“The cultural evolution of vocalisations is not genetic, so studying these dialect differences gives a good base for understanding what happens when populations get moved around or fragmented,” he says.
He is currently analysing hundreds of hours of sound recordings of golden monkey utterances, and has identified a repertoire of calls. These include a contact call to signal whereabouts, which prompts others in the group to respond. They also have calls for alarm, to warn, and to get attention. Juveniles get rowdy with a monkey equivalent of a toddler tantrum accompanied by thumping their feet and shaking their head and tail, triggered by wanting more attention or food from its parent.
While all these calls have an obvious survival motive, there is one sound that remains a mystery, Mr Cope says. A low-pitched sigh, mostly voiced by males, was common among snub-nosed monkeys he observed and recorded in Chinese zoos. The monkeys were housed alone in concrete cells and not part of their natural social group, and are likely to be stressed. But monkeys in the wild also make the sound, which he says could have different meanings depending on the context.
The golden snub-nosed monkey’s inclination to cuddle is not just a projection of human fantasy. Snuggling up to each other may have arisen as a survival mechanism to keep warm in minus-5 degCelsius winter temperatures, and the scientists say hugging has likely evolved into a different function for soothing and placating.
“They are very mellow and tolerant as a species,” says Ms Kreigenhofer. “You can’t help but fall in love with them.”
The research projects are funded by the Shaanxi Science Academy, in collaboration with the Shaanxi Institute of Zoology and the Research Centre for the Sichuan Snub-nosed Monkey at Northwest University in Shaanxi.
Many New Zealanders will recognise the golden snub-nosed monkey from Auckland Museum’s advertisements for its Wildlife Photographer of the Year exhibition, currently showing until the end of August.
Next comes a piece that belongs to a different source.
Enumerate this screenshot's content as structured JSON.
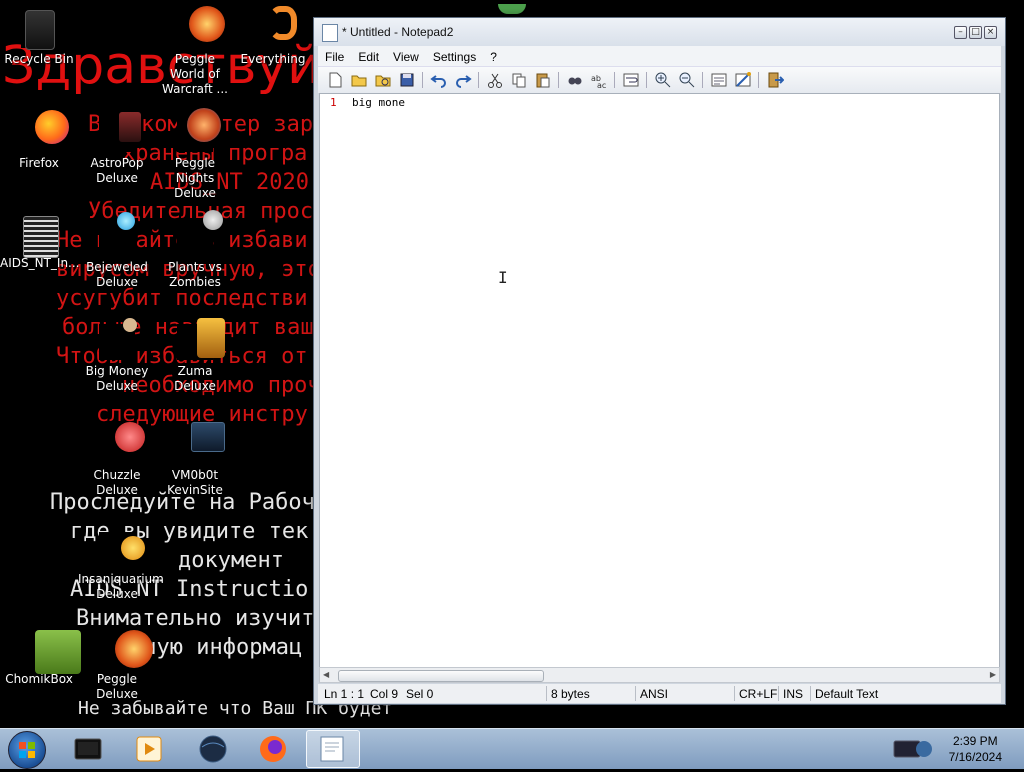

It features a baby golden snub-nosed monkey in the Quinling Mountains, taken by French photographer Cyril Ruoso.